June 6, 2010
A soldier has been arrested in connection with the release of a classified video of a 2007 helicopter attack that killed a dozen people in Baghdad, including two Reuters news staff, the military said.
Army Specialist Bradley Manning, 22, of Potomac, Maryland, who was deployed to Baghdad, is being held in pre-trial confinement in Kuwait, "for allegedly releasing classified information," according to a U.S. military statement.
The statement did not provide details of the information in question but in an emailed response to a query, a U.S. official confirmed that the case involved a U.S. military videotape made public in April by WikiLeaks, a group that promotes the leaking of information to fight government and corporate corruption.
The gunsight video shows an attack by a U.S. Apache helicopter on a group of men in a square in a Baghdad neighborhood. The group included Reuters photographer Namir Noor-Eldeen, 22, and his assistant and driver, Saeed Chmagh, 40.
"The Department of Defense takes the management of classified information very seriously because it affects our national security, the lives of our soldiers, and our operations abroad," the U.S. military statement said.

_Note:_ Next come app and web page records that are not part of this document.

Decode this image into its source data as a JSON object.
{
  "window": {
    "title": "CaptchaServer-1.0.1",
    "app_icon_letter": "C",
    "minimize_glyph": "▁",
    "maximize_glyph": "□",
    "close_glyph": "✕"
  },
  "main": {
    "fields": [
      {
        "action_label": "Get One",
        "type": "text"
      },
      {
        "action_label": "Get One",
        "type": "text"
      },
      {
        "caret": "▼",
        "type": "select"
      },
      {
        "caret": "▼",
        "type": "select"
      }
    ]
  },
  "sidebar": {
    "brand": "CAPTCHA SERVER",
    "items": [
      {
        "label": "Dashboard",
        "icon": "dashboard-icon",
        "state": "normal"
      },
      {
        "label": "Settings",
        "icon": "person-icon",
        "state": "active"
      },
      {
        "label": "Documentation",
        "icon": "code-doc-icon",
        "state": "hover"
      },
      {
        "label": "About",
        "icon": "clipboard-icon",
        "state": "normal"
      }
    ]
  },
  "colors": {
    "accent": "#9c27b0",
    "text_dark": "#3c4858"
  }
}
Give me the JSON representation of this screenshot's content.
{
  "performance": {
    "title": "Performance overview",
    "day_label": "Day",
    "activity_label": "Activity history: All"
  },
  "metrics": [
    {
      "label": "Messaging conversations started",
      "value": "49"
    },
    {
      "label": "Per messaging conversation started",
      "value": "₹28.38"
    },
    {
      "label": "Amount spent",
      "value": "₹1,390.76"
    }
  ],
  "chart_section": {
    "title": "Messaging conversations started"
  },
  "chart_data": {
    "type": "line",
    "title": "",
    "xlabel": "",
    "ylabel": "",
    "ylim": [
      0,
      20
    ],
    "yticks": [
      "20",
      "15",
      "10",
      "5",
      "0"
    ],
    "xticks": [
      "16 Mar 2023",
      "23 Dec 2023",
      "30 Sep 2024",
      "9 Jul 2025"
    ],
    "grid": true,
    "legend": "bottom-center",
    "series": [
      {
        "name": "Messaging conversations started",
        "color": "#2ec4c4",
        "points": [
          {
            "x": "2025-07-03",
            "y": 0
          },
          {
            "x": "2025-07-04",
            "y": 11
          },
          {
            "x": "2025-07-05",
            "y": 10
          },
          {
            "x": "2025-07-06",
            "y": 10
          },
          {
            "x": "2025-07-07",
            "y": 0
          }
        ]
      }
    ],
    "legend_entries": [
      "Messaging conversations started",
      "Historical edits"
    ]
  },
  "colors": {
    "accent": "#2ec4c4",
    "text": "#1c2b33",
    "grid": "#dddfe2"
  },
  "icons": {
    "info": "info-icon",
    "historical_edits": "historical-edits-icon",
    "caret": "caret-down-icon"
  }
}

"The results of the investigation will be released upon completion of the investigation," the statement said.
Manning was deployed with the 2nd Brigade 10th Mountain Division, U.S. officials said.
The video, which included an audio track of conversation between the fliers, showed an aerial view of the men moving through the square. The helicopter opened fire on the group, killing several people and wounding others.
A military spokesman said the helicopter crew mistook a camera for a rocket-propelled grenade launcher.
Minutes later, a van approached and began trying to assist the wounded. The fliers apparently became concerned that the vehicle was occupied by militants and fired on it.
WikiLeaks said it obtained the video from military whistleblowers and had been able to view and investigate it after breaking an encryption code.
Some international law and human rights experts say the helicopter crew may have acted illegally.
U.S. Defense Secretary Robert Gates criticized WikiLeaks for releasing the video without providing any context.
The U.S. military has said an investigation shortly after the incident found that the U.S. forces were unaware of the presence of news staff and thought they were engaging armed insurgents.
Reuters editor-in-chief David Schlesinger in April called for a new investigation of the incident.
Military officials said after the video's release that they had no plans to reopen the investigation.